Wu et al. proposed an elaborate solution of both ``additional key-confirmation" and ``available for inner-user only cases", called Asymmetric GKA (ASGKA), where a common ``group public key" can be established from the set of public keys of each group member. Anybody can compute such common public key, and therefore even if encryptors are not a member of a group, they can send an encrypted data to all group members. On the other hand, their (unauthenticated) ASGKA only considers passive adversaries who just eavesdrop on the communication channel. In general, a GKA is said to be ``authenticated" if active adversaries are caught (e.g., relay, delay, modify, interleave or delete the message flows). In the real environments, such active adversaries must be caught. Wu et al. have already mentioned that ASGKA secure against active attackers (AASGKA) may be constructed from authentication techniques, by using certification. However, every group members in ASGKA is required to update their own public information whenever the group member is changed, therefore if we utilize such authentication techniques, certifications of their public value have to be published each time, and it is inefficient. Zhang et al. proposed the first AASGKA scheme without requiring additional rounds. Each participant is armed with a private-public key pair, and a trusted key generation center (KGC) is employed to issue certificates for the participants.
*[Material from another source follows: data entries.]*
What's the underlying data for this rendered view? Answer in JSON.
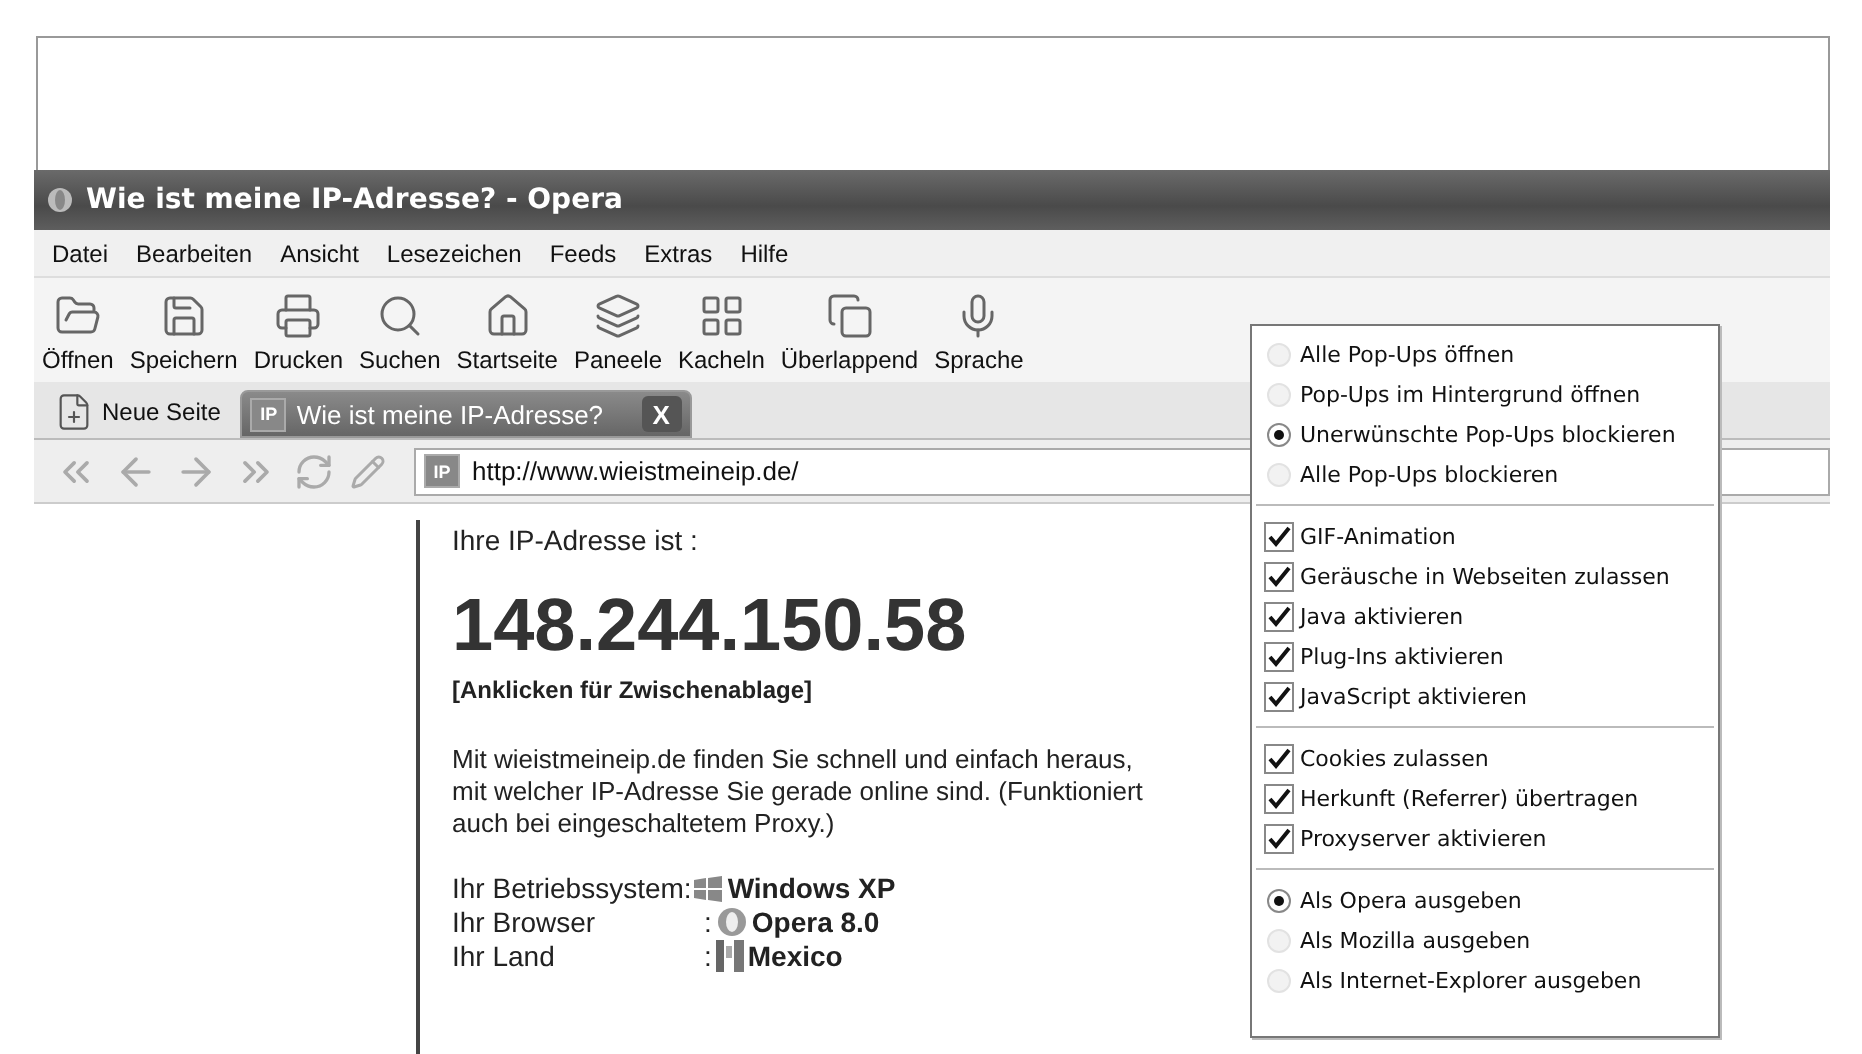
{
  "window": {
    "title": "Wie ist meine IP-Adresse? - Opera"
  },
  "menu_bar": [
    "Datei",
    "Bearbeiten",
    "Ansicht",
    "Lesezeichen",
    "Feeds",
    "Extras",
    "Hilfe"
  ],
  "toolbar": [
    {
      "kind": "open",
      "label": "Öffnen"
    },
    {
      "kind": "save",
      "label": "Speichern"
    },
    {
      "kind": "print",
      "label": "Drucken"
    },
    {
      "kind": "search",
      "label": "Suchen"
    },
    {
      "kind": "home",
      "label": "Startseite"
    },
    {
      "kind": "panels",
      "label": "Paneele"
    },
    {
      "kind": "tile",
      "label": "Kacheln"
    },
    {
      "kind": "cascade",
      "label": "Überlappend"
    },
    {
      "kind": "voice",
      "label": "Sprache"
    }
  ],
  "new_tab": {
    "label": "Neue Seite"
  },
  "tabs": [
    {
      "badge": "IP",
      "label": "Wie ist meine IP-Adresse?",
      "close": "X",
      "selected": true
    }
  ],
  "address_bar": {
    "badge": "IP",
    "value": "http://www.wieistmeineip.de/"
  },
  "page": {
    "intro": "Ihre IP-Adresse ist :",
    "ip": "148.244.150.58",
    "copy_link": "[Anklicken für Zwischenablage]",
    "description": "Mit wieistmeineip.de finden Sie schnell und einfach heraus, mit welcher IP-Adresse Sie gerade online sind. (Funktioniert auch bei eingeschaltetem Proxy.)",
    "info": [
      {
        "kind": "os",
        "label": "Ihr Betriebssystem:",
        "value": "Windows XP"
      },
      {
        "kind": "browser",
        "label": "Ihr Browser",
        "colon": ":",
        "value": "Opera 8.0"
      },
      {
        "kind": "country",
        "label": "Ihr Land",
        "colon": ":",
        "value": "Mexico"
      }
    ]
  },
  "quick_menu": {
    "groups": [
      {
        "items": [
          {
            "kind": "radio",
            "label": "Alle Pop-Ups öffnen",
            "selected": false
          },
          {
            "kind": "radio",
            "label": "Pop-Ups im Hintergrund öffnen",
            "selected": false
          },
          {
            "kind": "radio",
            "label": "Unerwünschte Pop-Ups blockieren",
            "selected": true
          },
          {
            "kind": "radio",
            "label": "Alle Pop-Ups blockieren",
            "selected": false
          }
        ]
      },
      {
        "items": [
          {
            "kind": "check",
            "label": "GIF-Animation",
            "checked": true
          },
          {
            "kind": "check",
            "label": "Geräusche in Webseiten zulassen",
            "checked": true
          },
          {
            "kind": "check",
            "label": "Java aktivieren",
            "checked": true
          },
          {
            "kind": "check",
            "label": "Plug-Ins aktivieren",
            "checked": true
          },
          {
            "kind": "check",
            "label": "JavaScript aktivieren",
            "checked": true
          }
        ]
      },
      {
        "items": [
          {
            "kind": "check",
            "label": "Cookies zulassen",
            "checked": true
          },
          {
            "kind": "check",
            "label": "Herkunft (Referrer) übertragen",
            "checked": true
          },
          {
            "kind": "check",
            "label": "Proxyserver aktivieren",
            "checked": true
          }
        ]
      },
      {
        "items": [
          {
            "kind": "radio",
            "label": "Als Opera ausgeben",
            "selected": true
          },
          {
            "kind": "radio",
            "label": "Als Mozilla ausgeben",
            "selected": false
          },
          {
            "kind": "radio",
            "label": "Als Internet-Explorer ausgeben",
            "selected": false
          }
        ]
      }
    ]
  }
}
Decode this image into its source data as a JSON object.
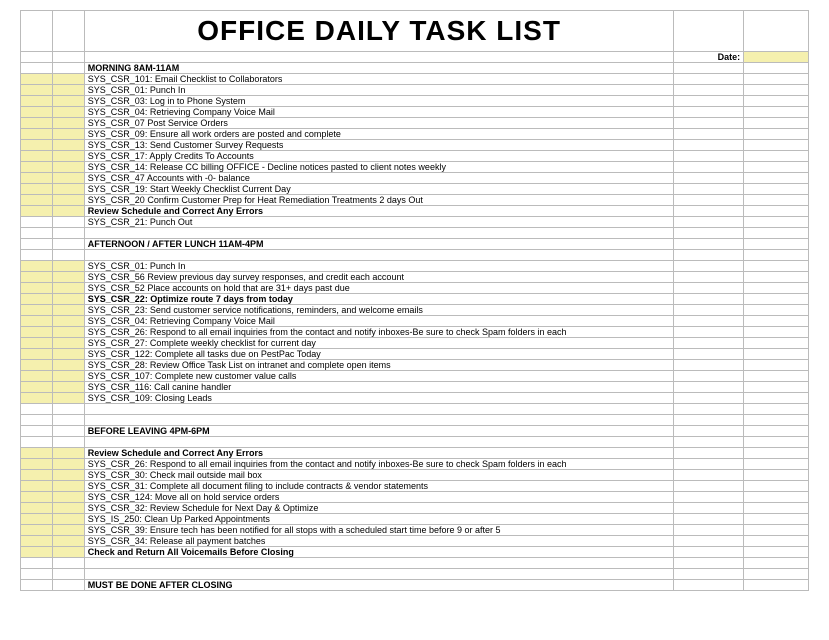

Zhang et al. proposed the first (one-round) AASGKA scheme by adopting identity-based encryption (IBE) settings (called IB-AASGKA). Each member has the identity as its (long-term) public key, and is issued a private key of its own identity from KGC. Although their IB-AASGKA achieves higher security than that of ASGKA easily, the construction technique is not efficient. In ASGKA scheme, since KGC is not assumed, each members have to publish signature using his own private key and construct signature matrix, therefore the computational complexity depends on group size. On the other hand, in IB-AASGKA setting KGC is assumed for the security purpose, ASGKA like technique is redundant. However, Zhang et al. apply the redundant technique to their construction of IB-AASGKA.

In all the above arguments, we make a proposal to the existing problems on GKA; (1) an efficient and robust GKA scheme, (2) a generic construction of IB-AASGKA based on Identity-Based Broadcast Encryption (IB-BE). The first one is $T$-robust scalable GKA with communicational and computational complexity $O(\log{n})$ for the size of $n$ parties. The second one is a novel and efficient construction technique using IB-BE which is a new cryptographic primitive.